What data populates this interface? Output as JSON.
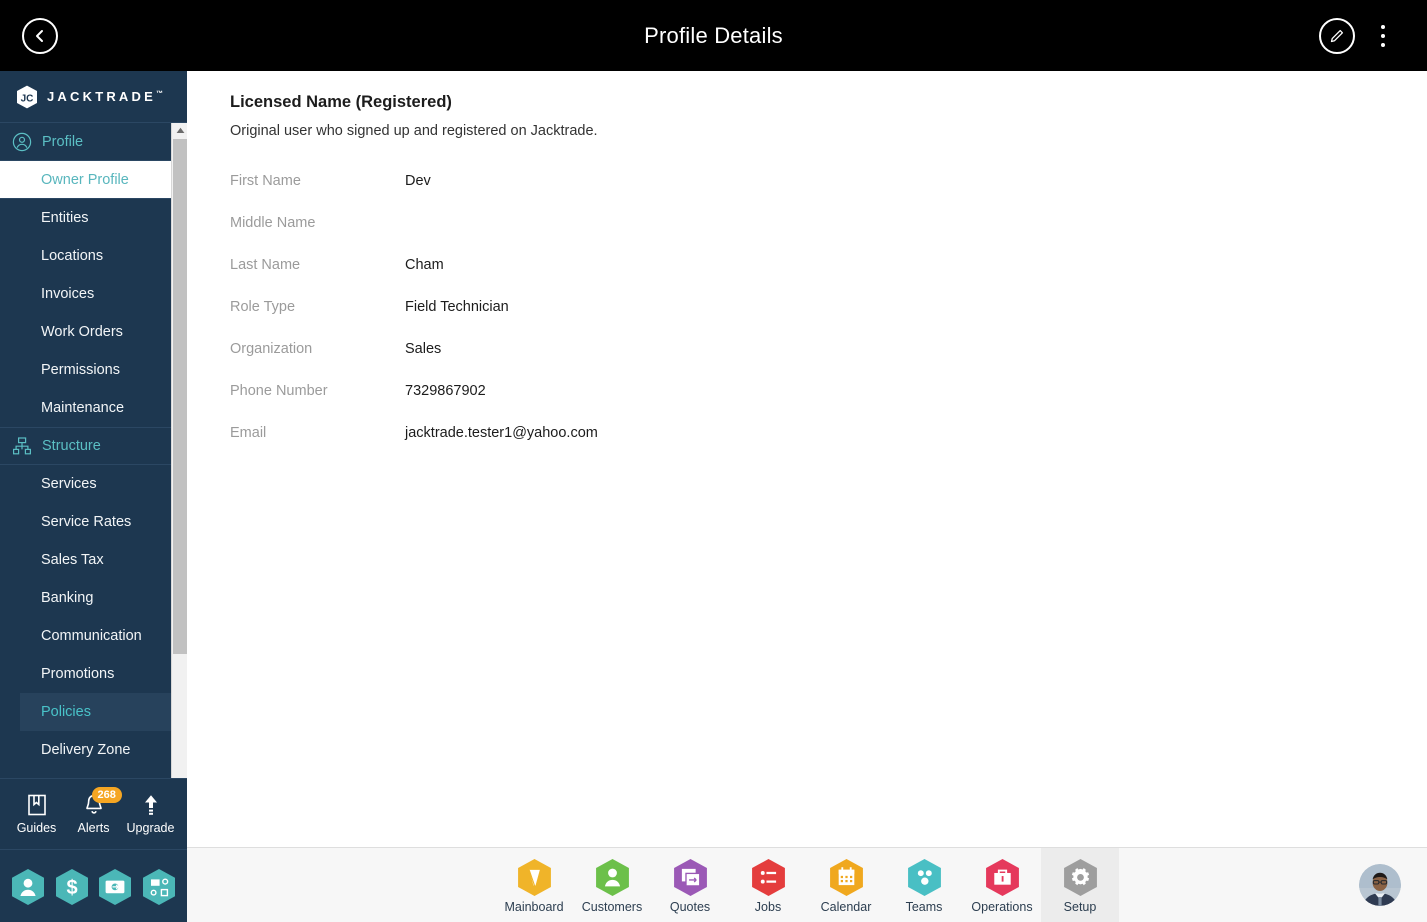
{
  "header": {
    "title": "Profile Details",
    "back_icon": "chevron-left-circle-icon",
    "edit_icon": "pencil-circle-icon",
    "menu_icon": "kebab-menu-icon"
  },
  "sidebar": {
    "brand": "JACKTRADE",
    "brand_tm": "™",
    "groups": [
      {
        "label": "Profile",
        "icon": "user-circle-icon",
        "items": [
          {
            "label": "Owner Profile",
            "state": "active"
          },
          {
            "label": "Entities",
            "state": "normal"
          },
          {
            "label": "Locations",
            "state": "normal"
          },
          {
            "label": "Invoices",
            "state": "normal"
          },
          {
            "label": "Work Orders",
            "state": "normal"
          },
          {
            "label": "Permissions",
            "state": "normal"
          },
          {
            "label": "Maintenance",
            "state": "normal"
          }
        ]
      },
      {
        "label": "Structure",
        "icon": "sitemap-icon",
        "items": [
          {
            "label": "Services",
            "state": "normal"
          },
          {
            "label": "Service Rates",
            "state": "normal"
          },
          {
            "label": "Sales Tax",
            "state": "normal"
          },
          {
            "label": "Banking",
            "state": "normal"
          },
          {
            "label": "Communication",
            "state": "normal"
          },
          {
            "label": "Promotions",
            "state": "normal"
          },
          {
            "label": "Policies",
            "state": "highlighted"
          },
          {
            "label": "Delivery Zone",
            "state": "normal"
          }
        ]
      }
    ],
    "tools": [
      {
        "label": "Guides",
        "icon": "book-icon",
        "badge": ""
      },
      {
        "label": "Alerts",
        "icon": "bell-icon",
        "badge": "268"
      },
      {
        "label": "Upgrade",
        "icon": "up-arrow-icon",
        "badge": ""
      }
    ],
    "quick_hexes": [
      {
        "icon": "person-hex-icon"
      },
      {
        "icon": "dollar-hex-icon"
      },
      {
        "icon": "money-transfer-hex-icon"
      },
      {
        "icon": "workflow-hex-icon"
      }
    ],
    "scrollbar": {
      "up_icon": "scroll-up-arrow-icon",
      "down_icon": "scroll-down-arrow-icon"
    }
  },
  "main": {
    "section_title": "Licensed Name (Registered)",
    "section_subtitle": "Original user who signed up and registered on Jacktrade.",
    "fields": [
      {
        "label": "First Name",
        "value": "Dev"
      },
      {
        "label": "Middle Name",
        "value": ""
      },
      {
        "label": "Last Name",
        "value": "Cham"
      },
      {
        "label": "Role Type",
        "value": "Field Technician"
      },
      {
        "label": "Organization",
        "value": "Sales"
      },
      {
        "label": "Phone Number",
        "value": "7329867902"
      },
      {
        "label": "Email",
        "value": "jacktrade.tester1@yahoo.com"
      }
    ]
  },
  "bottom_nav": {
    "tabs": [
      {
        "label": "Mainboard",
        "icon": "mainboard-hex-icon",
        "color": "#f0b429",
        "selected": false
      },
      {
        "label": "Customers",
        "icon": "customers-hex-icon",
        "color": "#6cc04a",
        "selected": false
      },
      {
        "label": "Quotes",
        "icon": "quotes-hex-icon",
        "color": "#9b59b6",
        "selected": false
      },
      {
        "label": "Jobs",
        "icon": "jobs-hex-icon",
        "color": "#e43d3d",
        "selected": false
      },
      {
        "label": "Calendar",
        "icon": "calendar-hex-icon",
        "color": "#f0a81e",
        "selected": false
      },
      {
        "label": "Teams",
        "icon": "teams-hex-icon",
        "color": "#49bfc4",
        "selected": false
      },
      {
        "label": "Operations",
        "icon": "operations-hex-icon",
        "color": "#e5395c",
        "selected": false
      },
      {
        "label": "Setup",
        "icon": "setup-gear-hex-icon",
        "color": "#9e9e9e",
        "selected": true
      }
    ],
    "avatar": "user-avatar"
  },
  "colors": {
    "sidebar_bg": "#1d3750",
    "accent_teal": "#49c3c9",
    "header_bg": "#000000",
    "badge_orange": "#f5a623",
    "bottom_bg": "#f7f7f7"
  }
}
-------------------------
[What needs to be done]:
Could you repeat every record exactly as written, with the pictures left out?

[Reply to the task]:
What data populates this interface? Output as JSON.
{
  "header": {
    "title": "Profile Details",
    "back_icon": "chevron-left-circle-icon",
    "edit_icon": "pencil-circle-icon",
    "menu_icon": "kebab-menu-icon"
  },
  "sidebar": {
    "brand": "JACKTRADE",
    "brand_tm": "™",
    "groups": [
      {
        "label": "Profile",
        "icon": "user-circle-icon",
        "items": [
          {
            "label": "Owner Profile",
            "state": "active"
          },
          {
            "label": "Entities",
            "state": "normal"
          },
          {
            "label": "Locations",
            "state": "normal"
          },
          {
            "label": "Invoices",
            "state": "normal"
          },
          {
            "label": "Work Orders",
            "state": "normal"
          },
          {
            "label": "Permissions",
            "state": "normal"
          },
          {
            "label": "Maintenance",
            "state": "normal"
          }
        ]
      },
      {
        "label": "Structure",
        "icon": "sitemap-icon",
        "items": [
          {
            "label": "Services",
            "state": "normal"
          },
          {
            "label": "Service Rates",
            "state": "normal"
          },
          {
            "label": "Sales Tax",
            "state": "normal"
          },
          {
            "label": "Banking",
            "state": "normal"
          },
          {
            "label": "Communication",
            "state": "normal"
          },
          {
            "label": "Promotions",
            "state": "normal"
          },
          {
            "label": "Policies",
            "state": "highlighted"
          },
          {
            "label": "Delivery Zone",
            "state": "normal"
          }
        ]
      }
    ],
    "tools": [
      {
        "label": "Guides",
        "icon": "book-icon",
        "badge": ""
      },
      {
        "label": "Alerts",
        "icon": "bell-icon",
        "badge": "268"
      },
      {
        "label": "Upgrade",
        "icon": "up-arrow-icon",
        "badge": ""
      }
    ],
    "quick_hexes": [
      {
        "icon": "person-hex-icon"
      },
      {
        "icon": "dollar-hex-icon"
      },
      {
        "icon": "money-transfer-hex-icon"
      },
      {
        "icon": "workflow-hex-icon"
      }
    ],
    "scrollbar": {
      "up_icon": "scroll-up-arrow-icon",
      "down_icon": "scroll-down-arrow-icon"
    }
  },
  "main": {
    "section_title": "Licensed Name (Registered)",
    "section_subtitle": "Original user who signed up and registered on Jacktrade.",
    "fields": [
      {
        "label": "First Name",
        "value": "Dev"
      },
      {
        "label": "Middle Name",
        "value": ""
      },
      {
        "label": "Last Name",
        "value": "Cham"
      },
      {
        "label": "Role Type",
        "value": "Field Technician"
      },
      {
        "label": "Organization",
        "value": "Sales"
      },
      {
        "label": "Phone Number",
        "value": "7329867902"
      },
      {
        "label": "Email",
        "value": "jacktrade.tester1@yahoo.com"
      }
    ]
  },
  "bottom_nav": {
    "tabs": [
      {
        "label": "Mainboard",
        "icon": "mainboard-hex-icon",
        "color": "#f0b429",
        "selected": false
      },
      {
        "label": "Customers",
        "icon": "customers-hex-icon",
        "color": "#6cc04a",
        "selected": false
      },
      {
        "label": "Quotes",
        "icon": "quotes-hex-icon",
        "color": "#9b59b6",
        "selected": false
      },
      {
        "label": "Jobs",
        "icon": "jobs-hex-icon",
        "color": "#e43d3d",
        "selected": false
      },
      {
        "label": "Calendar",
        "icon": "calendar-hex-icon",
        "color": "#f0a81e",
        "selected": false
      },
      {
        "label": "Teams",
        "icon": "teams-hex-icon",
        "color": "#49bfc4",
        "selected": false
      },
      {
        "label": "Operations",
        "icon": "operations-hex-icon",
        "color": "#e5395c",
        "selected": false
      },
      {
        "label": "Setup",
        "icon": "setup-gear-hex-icon",
        "color": "#9e9e9e",
        "selected": true
      }
    ],
    "avatar": "user-avatar"
  },
  "colors": {
    "sidebar_bg": "#1d3750",
    "accent_teal": "#49c3c9",
    "header_bg": "#000000",
    "badge_orange": "#f5a623",
    "bottom_bg": "#f7f7f7"
  }
}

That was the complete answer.